From table2

This was being used quite frequently and is just asking for trouble and poor performance. There will always be excuses as to why it wasn’t done differently but in the end you will go back in and clean it up so it is best to think the process you are working on through in the beginning instead of the end.

Can I ever use it?

Sure鈥.I’ve seen it used in If Exists clauses many times over and from my research and what I know SQL does not count this in the execution plans; if you leverage SQL the correct way it is more than powerful to handle what you need.

Tools to fight the good fight鈥︹︹

My source control is TFS and I like the newest version as you can set up controls that if a Select * is found it will break the build in dev forcing it to be resolved
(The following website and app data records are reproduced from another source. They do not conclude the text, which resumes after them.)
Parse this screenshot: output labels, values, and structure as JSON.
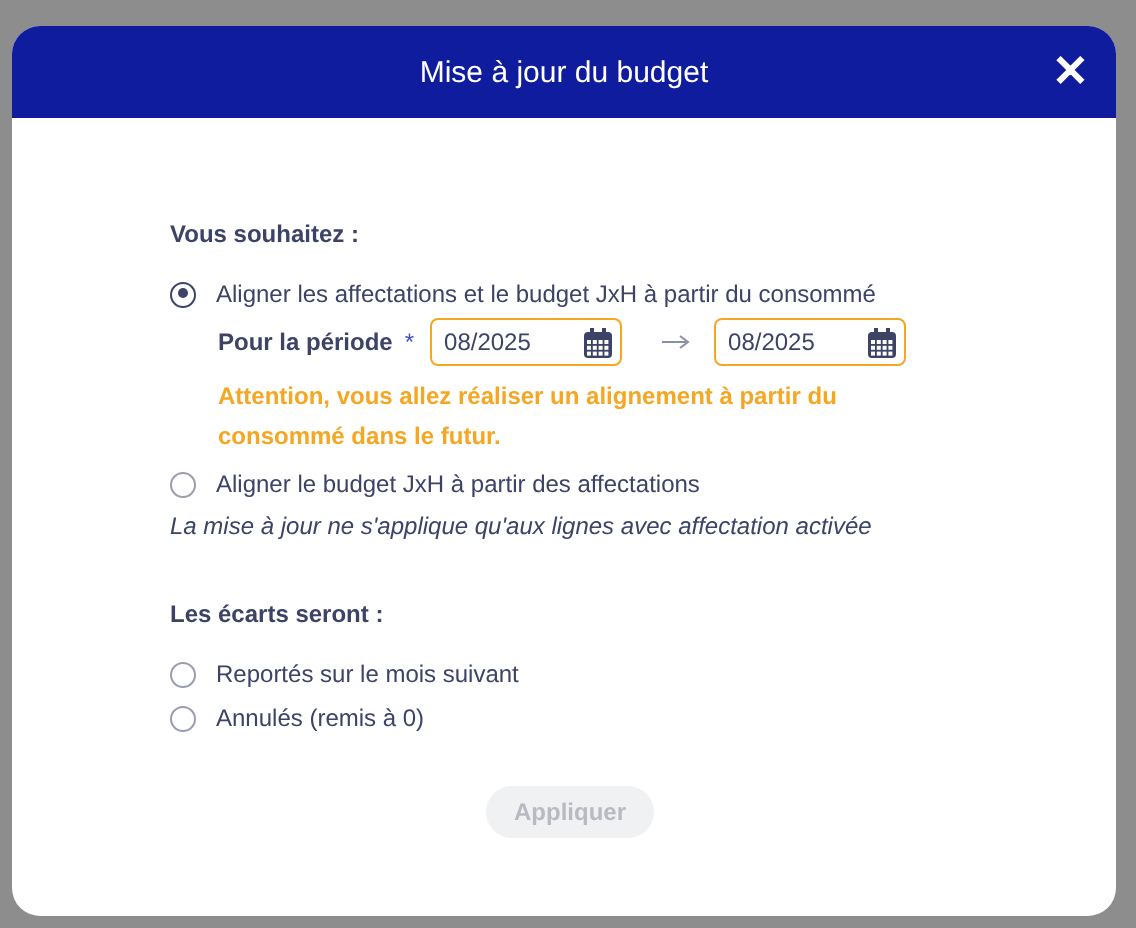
{
  "dialog": {
    "title": "Mise à jour du budget",
    "close": "✕"
  },
  "mode": {
    "label": "Vous souhaitez :",
    "options": [
      {
        "label": "Aligner les affectations et le budget JxH à partir du consommé",
        "selected": true,
        "period": {
          "label": "Pour la période",
          "required": "*",
          "from": "08/2025",
          "to": "08/2025"
        },
        "warning": "Attention, vous allez réaliser un alignement à partir du consommé dans le futur."
      },
      {
        "label": "Aligner le budget JxH à partir des affectations",
        "selected": false
      }
    ],
    "note": "La mise à jour ne s'applique qu'aux lignes avec affectation activée"
  },
  "gaps": {
    "label": "Les écarts seront :",
    "options": [
      {
        "label": "Reportés sur le mois suivant",
        "selected": false
      },
      {
        "label": "Annulés (remis à 0)",
        "selected": false
      }
    ]
  },
  "apply": {
    "label": "Appliquer",
    "disabled": true
  }
}
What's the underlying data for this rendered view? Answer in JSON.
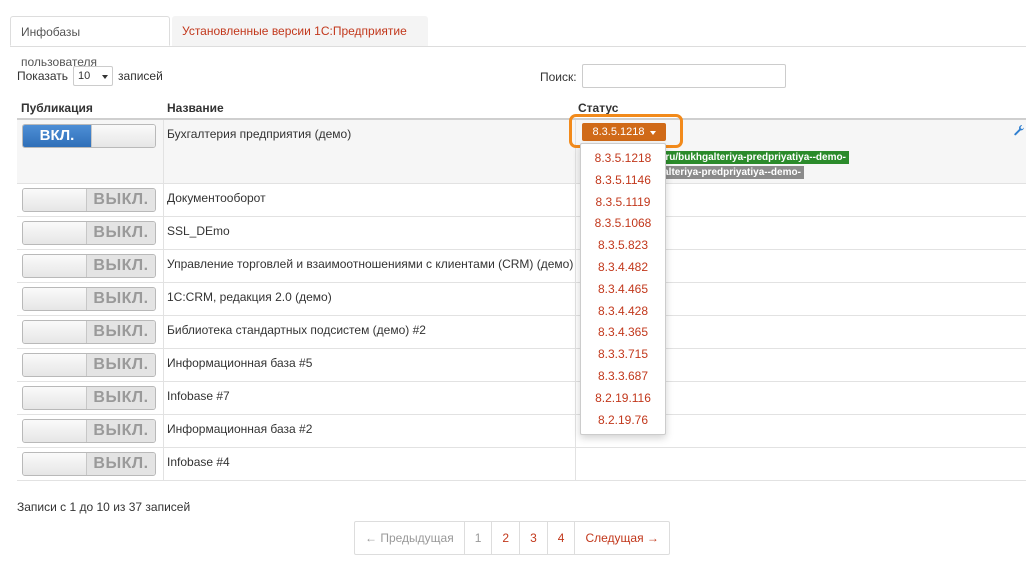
{
  "tabs": [
    {
      "label": "Инфобазы пользователя",
      "active": true
    },
    {
      "label": "Установленные версии 1С:Предприятие",
      "active": false
    }
  ],
  "controls": {
    "show_label": "Показать",
    "page_size": "10",
    "records_label": "записей",
    "search_label": "Поиск:",
    "search_value": ""
  },
  "table": {
    "headers": [
      "Публикация",
      "Название",
      "Статус"
    ],
    "rows": [
      {
        "toggle": "ВКЛ.",
        "name": "Бухгалтерия предприятия (демо)"
      },
      {
        "toggle": "ВЫКЛ.",
        "name": "Документооборот"
      },
      {
        "toggle": "ВЫКЛ.",
        "name": "SSL_DEmo"
      },
      {
        "toggle": "ВЫКЛ.",
        "name": "Управление торговлей и взаимоотношениями с клиентами (CRM) (демо)"
      },
      {
        "toggle": "ВЫКЛ.",
        "name": "1C:CRM, редакция 2.0 (демо)"
      },
      {
        "toggle": "ВЫКЛ.",
        "name": "Библиотека стандартных подсистем (демо) #2"
      },
      {
        "toggle": "ВЫКЛ.",
        "name": "Информационная база #5"
      },
      {
        "toggle": "ВЫКЛ.",
        "name": "Infobase #7"
      },
      {
        "toggle": "ВЫКЛ.",
        "name": "Информационная база #2"
      },
      {
        "toggle": "ВЫКЛ.",
        "name": "Infobase #4"
      }
    ]
  },
  "status": {
    "selected_version": "8.3.5.1218",
    "link_green": "c.ru/bukhgalteriya-predpriyatiya--demo-",
    "link_gray": "galteriya-predpriyatiya--demo-"
  },
  "version_menu": [
    "8.3.5.1218",
    "8.3.5.1146",
    "8.3.5.1119",
    "8.3.5.1068",
    "8.3.5.823",
    "8.3.4.482",
    "8.3.4.465",
    "8.3.4.428",
    "8.3.4.365",
    "8.3.3.715",
    "8.3.3.687",
    "8.2.19.116",
    "8.2.19.76"
  ],
  "footer": {
    "info": "Записи с 1 до 10 из 37 записей",
    "prev": "← Предыдущая",
    "pages": [
      "1",
      "2",
      "3",
      "4"
    ],
    "next": "Следущая →"
  },
  "colors": {
    "accent": "#c2381c",
    "highlight": "#f28a1b",
    "toggle_on": "#2f6fb8",
    "link_green": "#2b8b2b"
  }
}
If you haven’t already downloaded the free version check out the SQL Plan Explorer provided by SQL Sentry. Execute the tasks different ways with the select * and with pulling back designated columns and review the execution plan; you will be surprised at the outcome, and if you are old school that is fine too – analyze it in SSMS and see what you find.
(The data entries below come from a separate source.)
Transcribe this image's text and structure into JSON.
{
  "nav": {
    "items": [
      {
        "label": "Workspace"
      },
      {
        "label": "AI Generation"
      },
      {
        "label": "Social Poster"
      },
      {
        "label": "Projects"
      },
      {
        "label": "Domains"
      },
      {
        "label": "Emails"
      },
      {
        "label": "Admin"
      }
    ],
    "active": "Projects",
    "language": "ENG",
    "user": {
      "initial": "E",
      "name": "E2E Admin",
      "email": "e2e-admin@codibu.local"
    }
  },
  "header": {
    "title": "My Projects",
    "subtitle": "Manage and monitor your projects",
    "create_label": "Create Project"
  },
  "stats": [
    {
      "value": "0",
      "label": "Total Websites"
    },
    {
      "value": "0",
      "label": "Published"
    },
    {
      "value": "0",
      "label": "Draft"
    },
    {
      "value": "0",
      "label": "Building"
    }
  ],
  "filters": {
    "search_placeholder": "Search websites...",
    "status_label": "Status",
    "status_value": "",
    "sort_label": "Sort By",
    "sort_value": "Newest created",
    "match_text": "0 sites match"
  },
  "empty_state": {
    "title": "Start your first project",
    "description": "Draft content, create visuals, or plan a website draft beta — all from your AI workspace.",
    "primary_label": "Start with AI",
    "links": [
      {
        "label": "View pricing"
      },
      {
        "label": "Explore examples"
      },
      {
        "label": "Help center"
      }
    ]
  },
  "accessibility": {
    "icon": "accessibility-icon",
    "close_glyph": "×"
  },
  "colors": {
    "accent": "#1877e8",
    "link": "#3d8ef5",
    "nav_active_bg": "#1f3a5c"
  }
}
Microsoft SQL Server 2012 SP1 Release

I’m a little behind in getting this information out; I wish I could say it was because I was in Seattle last week for the PASS Summit 2012; however that was not the case. In any sense聽Microsoft has released Service Pack 1 for SQL Server 2012.
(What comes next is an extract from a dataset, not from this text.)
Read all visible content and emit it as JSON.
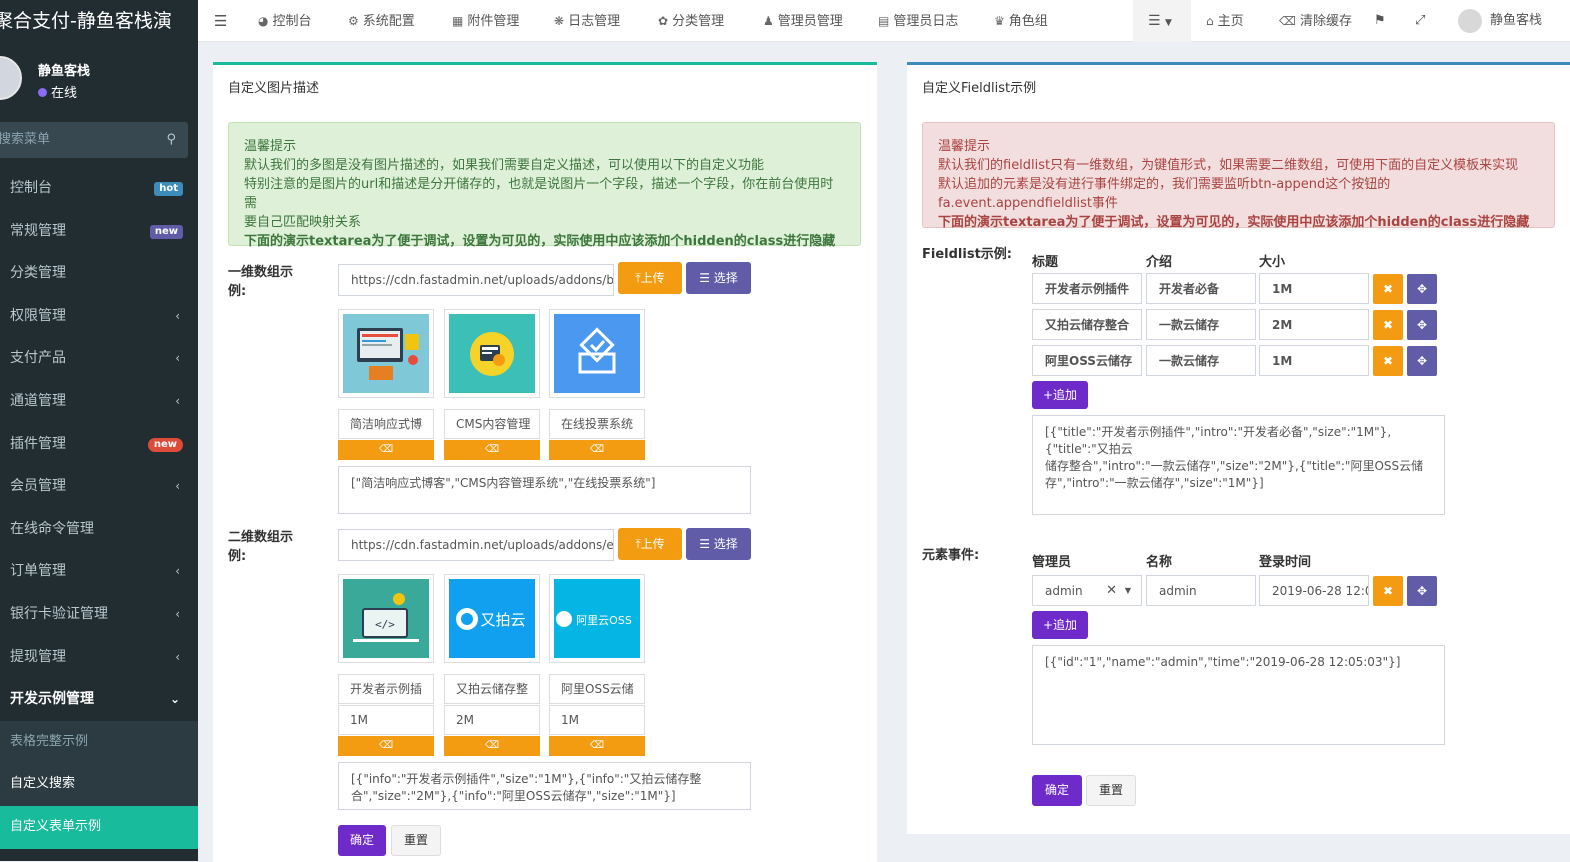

The last list of fixes I saw for what Service Pack 1 will contain can be found here

You can access the download center here

I’m interested to know how many of you in the SQL Community are utilizing SQL Server 2012 and what are some of the features you like and dislike about it. If you get time drop me a line and let me know.


SQL Server 2012 Best Practices – The Book

聽People who I have spoken with over a period of time know that I have dubbed this as “The Book“. There are several reasons why I am stoked to get my hands on a copy of this book (should be in transit to me as I type!), but one of the main reasons is I get to check out what 4 of the authors have to say of whom I follow daily from a DBA standpoint.

I am certain that all of the authors deserve kudos for their efforts in getting their respective pieces completed; for me personally I wanted to give a big shout out to Grant Fritchey, Gail Shaw, Jason Strate, and Chris Shaw. These 4 people have helped me tremendously in my career thus far by their efforts in the community and sharing their knowledge.

Looking forward to seeing what the book has to offer. I suggest you give the book a shot if you haven’t thought about it buying it yet.

You can find the book on Amazon here.